Cisneros-Legate, whose mother put her in ballet classes in an attempt to help her overcome her shyness, trained at the San Francisco Ballet School and School of American Ballet before joining San Francisco Ballet as a full company member in 1977. She danced with the company for 23 years, breaking barriers as the first Mexican American to become a principal dancer in the U.S., and has graced the cover of Dance Magazine no fewer than three times.

As an educator, Cisneros-Legate has served as ballet coordinator at San Francisco Ballet, principal of Boston Ballet School's North Shore Studio and artistic director of after-school programming at the National Dance Institute (NDI). Dance Teacher spoke with her about her new position, her plans for the academy and leading in the time of COVID-19.

Keep reading SHOW LESS

Complexions Contemporary Ballet's Tatiana Melendez Proves There's No One Way to Have a Ballet Career

This is Pointe's Fall 2020 cover story.
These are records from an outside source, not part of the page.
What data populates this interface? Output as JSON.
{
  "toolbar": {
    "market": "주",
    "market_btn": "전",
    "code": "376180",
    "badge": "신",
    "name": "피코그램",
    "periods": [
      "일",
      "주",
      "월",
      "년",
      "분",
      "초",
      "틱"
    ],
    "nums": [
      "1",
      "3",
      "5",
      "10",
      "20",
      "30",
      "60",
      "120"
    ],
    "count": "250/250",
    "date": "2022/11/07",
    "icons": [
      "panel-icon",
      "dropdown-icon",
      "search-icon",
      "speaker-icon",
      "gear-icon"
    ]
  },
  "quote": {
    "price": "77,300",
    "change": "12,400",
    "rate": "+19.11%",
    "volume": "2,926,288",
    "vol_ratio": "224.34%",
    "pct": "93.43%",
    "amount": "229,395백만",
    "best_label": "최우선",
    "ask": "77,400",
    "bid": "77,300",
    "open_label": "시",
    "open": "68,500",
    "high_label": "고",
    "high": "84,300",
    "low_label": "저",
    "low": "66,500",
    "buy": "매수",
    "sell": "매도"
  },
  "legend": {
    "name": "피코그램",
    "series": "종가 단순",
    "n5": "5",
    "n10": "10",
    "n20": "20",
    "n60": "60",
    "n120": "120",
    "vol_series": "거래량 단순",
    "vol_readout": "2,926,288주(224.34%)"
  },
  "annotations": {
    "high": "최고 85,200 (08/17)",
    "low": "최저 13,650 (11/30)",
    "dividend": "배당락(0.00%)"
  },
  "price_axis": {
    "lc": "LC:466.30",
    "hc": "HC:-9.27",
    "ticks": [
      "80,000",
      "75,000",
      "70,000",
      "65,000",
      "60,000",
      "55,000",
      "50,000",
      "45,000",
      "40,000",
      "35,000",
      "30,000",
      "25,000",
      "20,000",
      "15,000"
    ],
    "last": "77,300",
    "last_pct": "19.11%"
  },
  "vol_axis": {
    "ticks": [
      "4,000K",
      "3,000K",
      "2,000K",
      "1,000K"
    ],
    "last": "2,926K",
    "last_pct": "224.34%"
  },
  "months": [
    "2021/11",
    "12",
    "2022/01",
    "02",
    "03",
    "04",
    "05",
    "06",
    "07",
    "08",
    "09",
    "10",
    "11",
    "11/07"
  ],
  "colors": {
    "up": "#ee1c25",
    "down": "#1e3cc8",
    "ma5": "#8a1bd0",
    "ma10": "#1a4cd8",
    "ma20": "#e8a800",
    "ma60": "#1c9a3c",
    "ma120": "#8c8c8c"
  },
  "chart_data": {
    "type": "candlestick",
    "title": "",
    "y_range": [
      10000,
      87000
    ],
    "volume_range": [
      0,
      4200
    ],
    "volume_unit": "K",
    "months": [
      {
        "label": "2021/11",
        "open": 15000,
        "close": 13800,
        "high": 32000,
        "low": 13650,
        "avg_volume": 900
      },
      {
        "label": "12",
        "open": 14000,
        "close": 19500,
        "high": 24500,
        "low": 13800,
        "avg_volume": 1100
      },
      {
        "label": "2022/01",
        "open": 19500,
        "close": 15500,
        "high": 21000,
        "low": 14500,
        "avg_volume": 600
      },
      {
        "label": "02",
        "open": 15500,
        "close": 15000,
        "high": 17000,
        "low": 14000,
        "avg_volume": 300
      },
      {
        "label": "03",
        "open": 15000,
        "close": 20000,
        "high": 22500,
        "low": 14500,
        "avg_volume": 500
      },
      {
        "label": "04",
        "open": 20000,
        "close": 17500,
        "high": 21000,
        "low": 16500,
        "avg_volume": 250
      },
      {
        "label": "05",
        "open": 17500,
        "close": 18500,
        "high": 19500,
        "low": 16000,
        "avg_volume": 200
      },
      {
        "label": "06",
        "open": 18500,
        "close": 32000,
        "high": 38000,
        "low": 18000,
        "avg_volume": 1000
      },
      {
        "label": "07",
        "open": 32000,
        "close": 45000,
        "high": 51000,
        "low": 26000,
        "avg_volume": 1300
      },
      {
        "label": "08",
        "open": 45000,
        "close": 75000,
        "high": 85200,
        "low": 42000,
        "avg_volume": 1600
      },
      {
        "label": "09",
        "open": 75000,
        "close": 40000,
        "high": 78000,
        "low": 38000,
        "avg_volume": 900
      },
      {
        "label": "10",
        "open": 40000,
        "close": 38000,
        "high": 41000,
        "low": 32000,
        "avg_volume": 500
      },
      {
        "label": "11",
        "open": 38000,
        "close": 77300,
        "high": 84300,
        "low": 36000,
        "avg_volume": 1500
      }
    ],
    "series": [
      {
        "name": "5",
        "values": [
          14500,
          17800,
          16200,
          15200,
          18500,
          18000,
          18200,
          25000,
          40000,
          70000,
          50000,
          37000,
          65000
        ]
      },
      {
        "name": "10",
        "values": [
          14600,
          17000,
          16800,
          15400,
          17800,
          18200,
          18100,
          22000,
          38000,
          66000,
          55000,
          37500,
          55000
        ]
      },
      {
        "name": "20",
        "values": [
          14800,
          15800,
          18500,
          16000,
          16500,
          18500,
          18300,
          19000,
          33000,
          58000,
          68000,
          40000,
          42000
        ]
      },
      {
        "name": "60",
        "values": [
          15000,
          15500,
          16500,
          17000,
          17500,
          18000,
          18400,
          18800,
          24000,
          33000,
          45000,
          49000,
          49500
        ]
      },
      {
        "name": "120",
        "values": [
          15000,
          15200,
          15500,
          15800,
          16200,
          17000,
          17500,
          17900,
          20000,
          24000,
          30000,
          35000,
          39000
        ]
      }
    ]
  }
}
Click here to purchase this issue.

Talk to anyone about rising contemporary ballerina Tatiana Melendez, and one word is bound to come up repeatedly: "Fierce." And fair enough, that's a perfectly apt way to describe the 20-year-old's stage presence, her technical prowess and her determination to succeed. But don't make the mistake of assuming that fierceness is Melendez's only (or even her most noteworthy) quality. At the core of her dancing is a beautiful versatility. She's just as much at ease when etching pure classical lines as she is when boldly throwing herself off-balance.

"Selfish choreographer that I am, I want Tatiana to stay with Complexions for all time," says her boss Dwight Rhoden, Complexions Contemporary Ballet's co-artistic director and resident choreographer. "She has a theatricality about her: When the music comes on, she gets swept away." Not too shabby for someone who thought just a few years ago that maybe ballet wasn't for her.

Keep reading SHOW LESS

Editors' Picks